**Work to be completed**
Return, from the listing below, every line that includes "icon".

**Entries shown**
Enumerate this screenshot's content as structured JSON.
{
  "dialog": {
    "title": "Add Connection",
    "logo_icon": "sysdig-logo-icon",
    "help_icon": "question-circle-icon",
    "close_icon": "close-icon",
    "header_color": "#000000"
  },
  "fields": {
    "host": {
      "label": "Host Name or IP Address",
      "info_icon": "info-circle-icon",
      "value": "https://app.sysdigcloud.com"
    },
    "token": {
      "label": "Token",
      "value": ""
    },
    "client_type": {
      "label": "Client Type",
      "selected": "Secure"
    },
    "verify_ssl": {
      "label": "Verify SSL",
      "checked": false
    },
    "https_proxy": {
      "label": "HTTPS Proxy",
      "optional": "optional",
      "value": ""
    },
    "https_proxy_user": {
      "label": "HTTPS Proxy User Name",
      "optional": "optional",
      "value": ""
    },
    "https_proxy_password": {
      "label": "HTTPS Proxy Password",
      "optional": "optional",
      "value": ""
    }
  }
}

**Your solution**
    "logo_icon": "sysdig-logo-icon",
    "help_icon": "question-circle-icon",
    "close_icon": "close-icon",
      "info_icon": "info-circle-icon",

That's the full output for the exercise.